- _Data provided_:
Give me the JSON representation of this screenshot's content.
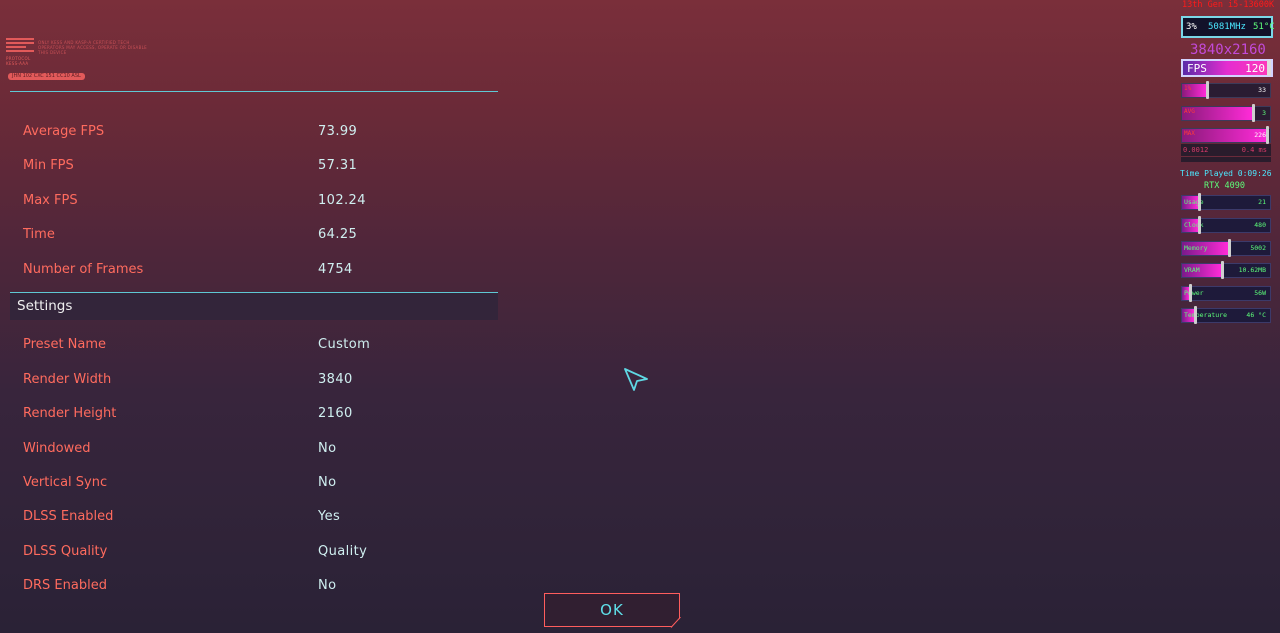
{
  "logo": {
    "caption": "PROTOCOL\nKESS-AAA",
    "description": "ONLY KESS AND KASP-A CERTIFIED TECH OPERATORS MAY ACCESS, OPERATE OR DISABLE THIS DEVICE",
    "tag": "JHN 102 CXC 151 CC10 ASL"
  },
  "results": [
    {
      "label": "Average FPS",
      "value": "73.99"
    },
    {
      "label": "Min FPS",
      "value": "57.31"
    },
    {
      "label": "Max FPS",
      "value": "102.24"
    },
    {
      "label": "Time",
      "value": "64.25"
    },
    {
      "label": "Number of Frames",
      "value": "4754"
    }
  ],
  "settings_header": "Settings",
  "settings": [
    {
      "label": "Preset Name",
      "value": "Custom"
    },
    {
      "label": "Render Width",
      "value": "3840"
    },
    {
      "label": "Render Height",
      "value": "2160"
    },
    {
      "label": "Windowed",
      "value": "No"
    },
    {
      "label": "Vertical Sync",
      "value": "No"
    },
    {
      "label": "DLSS Enabled",
      "value": "Yes"
    },
    {
      "label": "DLSS Quality",
      "value": "Quality"
    },
    {
      "label": "DRS Enabled",
      "value": "No"
    }
  ],
  "ok_button": "OK",
  "colors": {
    "label": "#ff6b5e",
    "value": "#cfeff0",
    "accent": "#5fc8d4",
    "button_border": "#ff5d5d"
  },
  "overlay": {
    "cpu_title": "13th Gen i5-13600K",
    "cpu_usage": "3%",
    "cpu_clock": "5081MHz",
    "cpu_temp": "51°C",
    "resolution": "3840x2160",
    "fps_label": "FPS",
    "fps_value": "120",
    "fps_level": 1.0,
    "bars": [
      {
        "label": "1%",
        "value": "33",
        "level": 0.27,
        "label_color": "#ff3a3a",
        "value_color": "#ffffff"
      },
      {
        "label": "AVG",
        "value": "3",
        "level": 0.8,
        "label_color": "#ff3a3a",
        "value_color": "#5dff7a"
      },
      {
        "label": "MAX",
        "value": "226",
        "level": 0.95,
        "label_color": "#ff3a3a",
        "value_color": "#ffffff"
      }
    ],
    "frametime_left": "0.0012",
    "frametime_right": "0.4 ms",
    "time_played": "Time Played 0:09:26",
    "gpu_name": "RTX 4090",
    "gpu_bars": [
      {
        "label": "Usage",
        "value": "21",
        "level": 0.18
      },
      {
        "label": "Clock",
        "value": "480",
        "level": 0.18
      },
      {
        "label": "Memory",
        "value": "5002",
        "level": 0.52
      },
      {
        "label": "VRAM",
        "value": "10.62MB",
        "level": 0.44
      },
      {
        "label": "Power",
        "value": "56W",
        "level": 0.08
      },
      {
        "label": "Temperature",
        "value": "46 °C",
        "level": 0.14
      }
    ]
  }
}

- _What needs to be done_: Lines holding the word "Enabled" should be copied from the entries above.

- _Worked solution_:
      "label": "DLSS Enabled",
      "label": "DRS Enabled",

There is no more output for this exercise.